Presidential candidate Herman Cain struck back at black leaders who criticized him as callous toward the poor and ignorant of history, saying he will not allow people who “don’t want black people to think for themselves” to try and “intimidate” him into keeping silent.
The businessman and Republican presidential candidate, in an interview on Fox News, vigorously defended himself against critics unhappy with his recent comments on race and the Occupy Wall Street protesters. Singer Harry Belafonte called Cain a “bad apple.” Princeton University professor Cornel West said Cain’s remarks reflect a “coldness toward poor people.”
But Cain said the “offensive” criticism is just a familiar tactic to marginalize him. He suggested his status as a prominent black conservative makes him a target, but said the attacks will not succeed.
“I left the Democratic plantation a long time ago. And all that they try to do when someone like me … the only tactic that they have to try and intimidate me and shut me up is to call me names, and this sort of thing. It just simply won’t work,” Cain said.
As for West’s criticism, he said the professor has “been in academia too long.”
“I’ve been in the real world. He’s been in academia,” Cain said. “So he’s back on this symbolic stuff.”
West singled out Cain — who recently stirred controversy by saying those who don’t have jobs and aren’t wealthy should blame themselves — during an interview on Fox News on Monday.
“Brother Herman Cain, he’s Exhibition A of a coldness toward poor people, a callousness toward working people,” West said. On CNN, West also said Cain should get off the “symbolic crackpipe.”

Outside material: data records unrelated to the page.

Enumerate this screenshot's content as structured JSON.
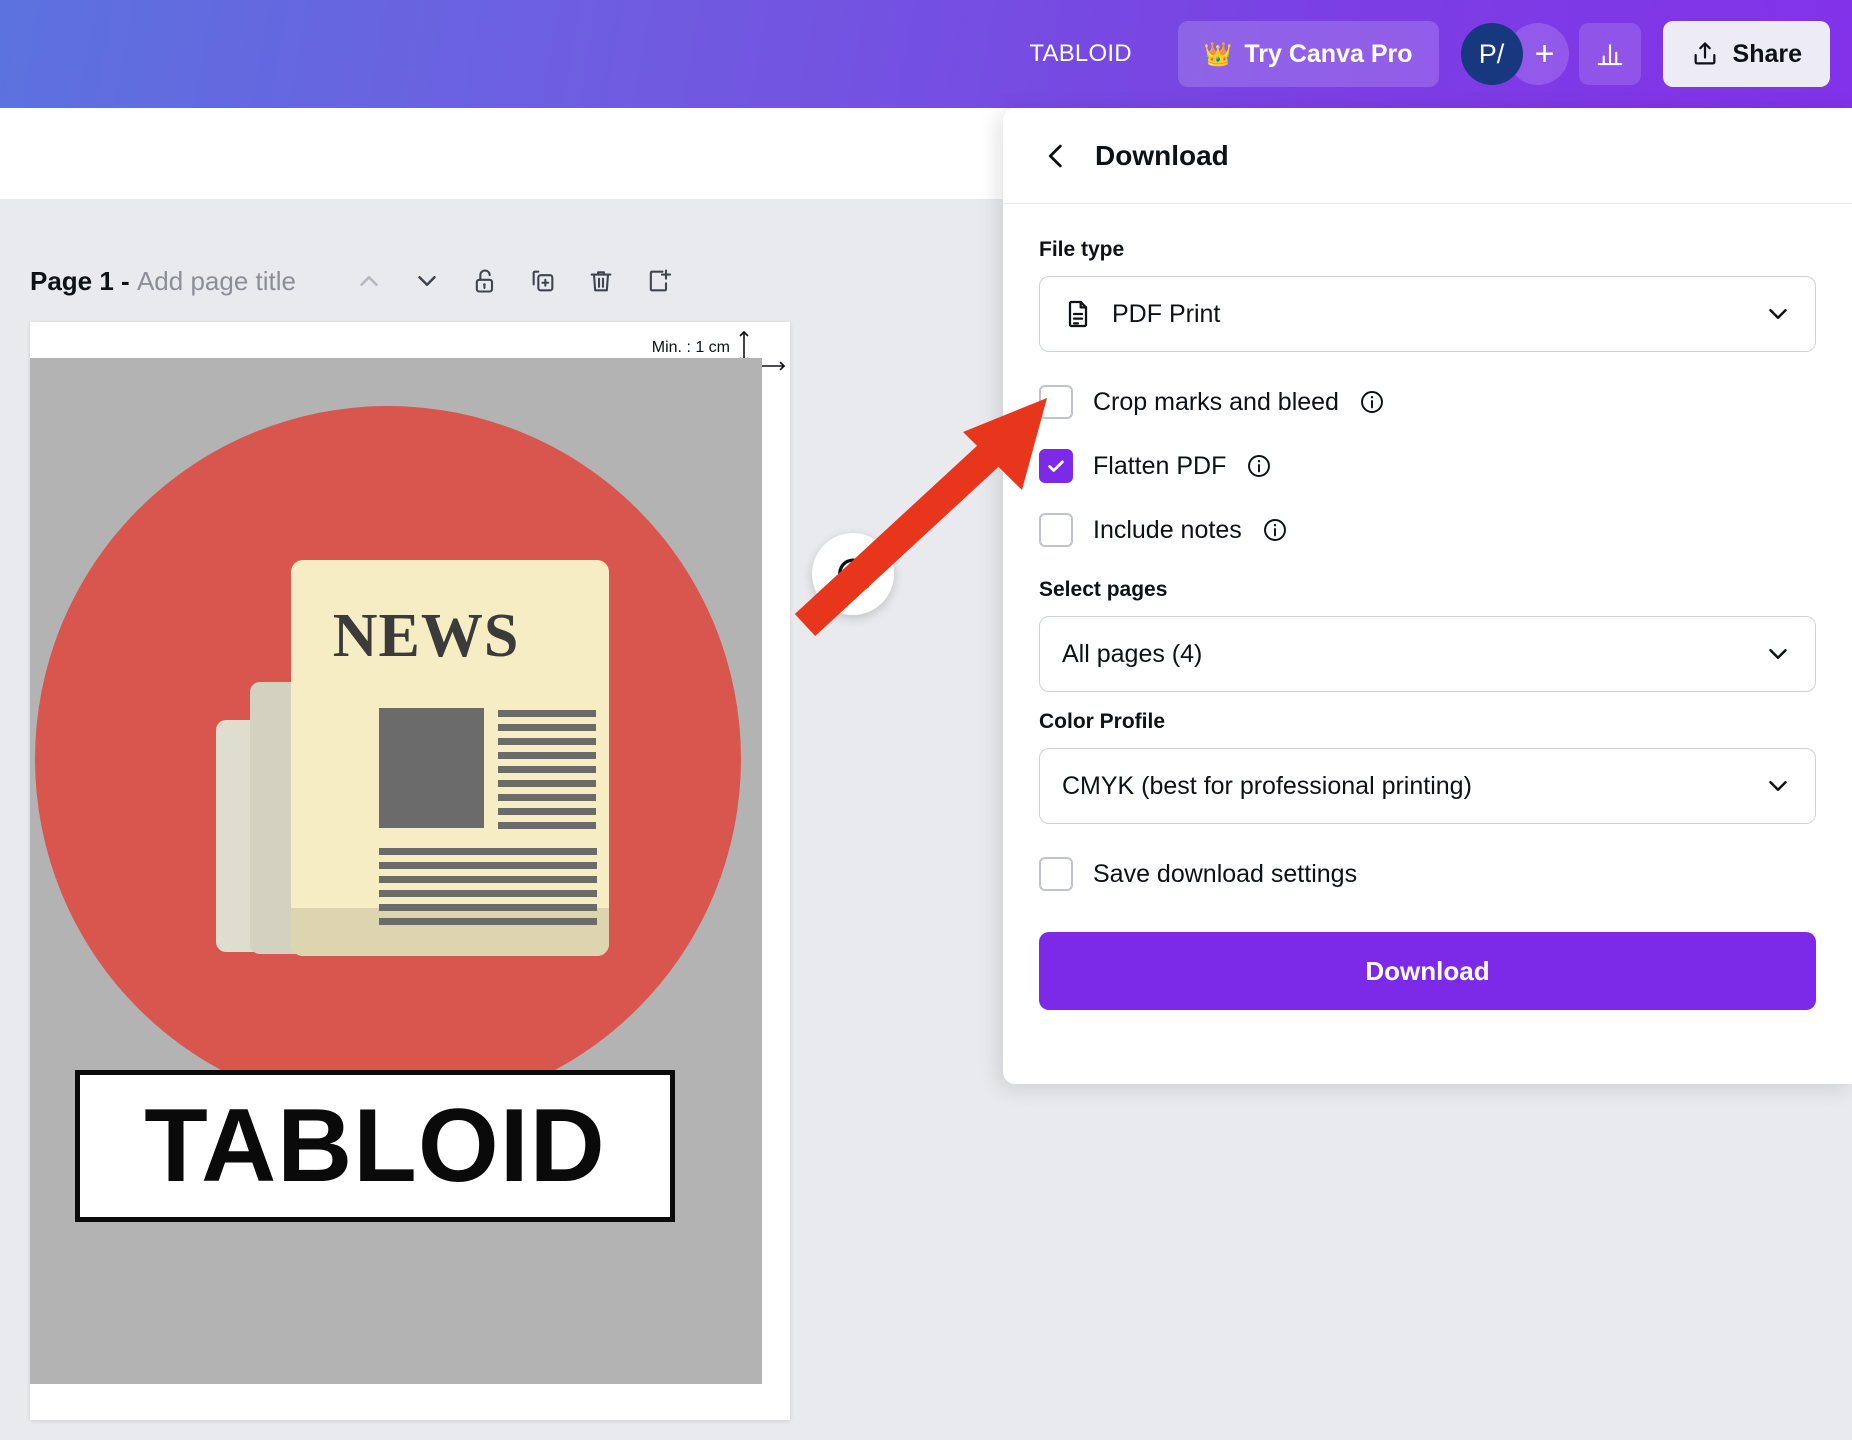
{
  "topbar": {
    "doc_title": "TABLOID",
    "pro_button": "Try Canva Pro",
    "crown_icon": "crown-icon",
    "avatar_initials": "P/",
    "add_collaborator": "+",
    "stats_icon": "bar-chart-icon",
    "share_label": "Share",
    "share_icon": "upload-icon",
    "accent_purple": "#7b3fe4"
  },
  "canvas": {
    "page_label_bold": "Page 1 -",
    "page_label_muted": "Add page title",
    "tools": [
      {
        "name": "move-page-up-icon",
        "glyph": "chevron-up",
        "disabled": true
      },
      {
        "name": "move-page-down-icon",
        "glyph": "chevron-down",
        "disabled": false
      },
      {
        "name": "lock-page-icon",
        "glyph": "unlock",
        "disabled": false
      },
      {
        "name": "duplicate-page-icon",
        "glyph": "duplicate",
        "disabled": false
      },
      {
        "name": "delete-page-icon",
        "glyph": "trash",
        "disabled": false
      },
      {
        "name": "add-page-icon",
        "glyph": "add-page",
        "disabled": false
      }
    ],
    "margin_hint": "Min. : 1 cm",
    "comment_icon": "add-comment-icon",
    "design": {
      "headline": "NEWS",
      "footer_text": "TABLOID",
      "circle_color": "#d9564f",
      "background_color": "#b3b3b3",
      "paper_color": "#f6edc4"
    }
  },
  "panel": {
    "back_icon": "back-chevron-icon",
    "title": "Download",
    "file_type": {
      "label": "File type",
      "value": "PDF Print",
      "icon": "pdf-file-icon",
      "chevron": "chevron-down-icon"
    },
    "options": [
      {
        "label": "Crop marks and bleed",
        "checked": false,
        "info": true,
        "name": "crop-marks-and-bleed"
      },
      {
        "label": "Flatten PDF",
        "checked": true,
        "info": true,
        "name": "flatten-pdf"
      },
      {
        "label": "Include notes",
        "checked": false,
        "info": true,
        "name": "include-notes"
      }
    ],
    "select_pages": {
      "label": "Select pages",
      "value": "All pages (4)",
      "chevron": "chevron-down-icon"
    },
    "color_profile": {
      "label": "Color Profile",
      "value": "CMYK (best for professional printing)",
      "chevron": "chevron-down-icon"
    },
    "save_settings": {
      "label": "Save download settings",
      "checked": false
    },
    "download_button": "Download",
    "button_color": "#7d2ae8"
  },
  "annotation": {
    "arrow_color": "#e8361c",
    "target": "crop-marks-and-bleed-checkbox"
  }
}
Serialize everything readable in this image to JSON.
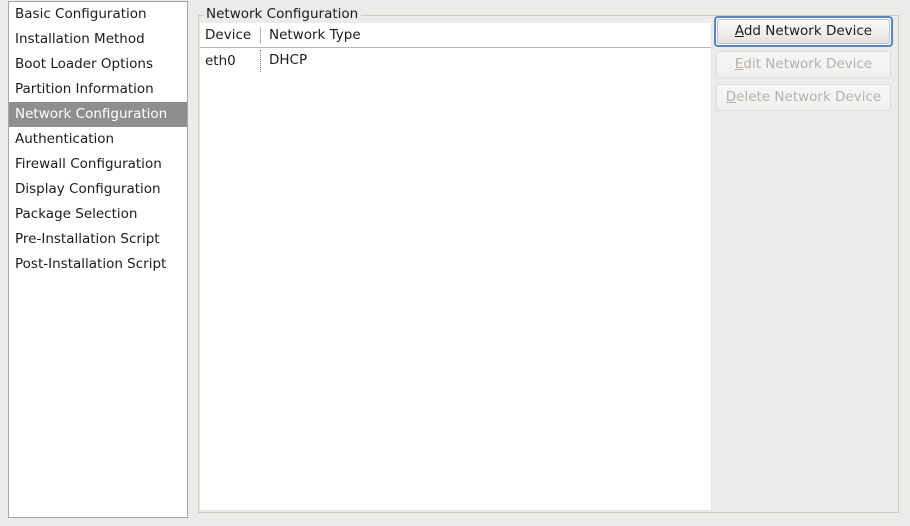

In a separate interview on CNN, Belafonte criticized Cain for saying racism is not a major factor in holding people back in America.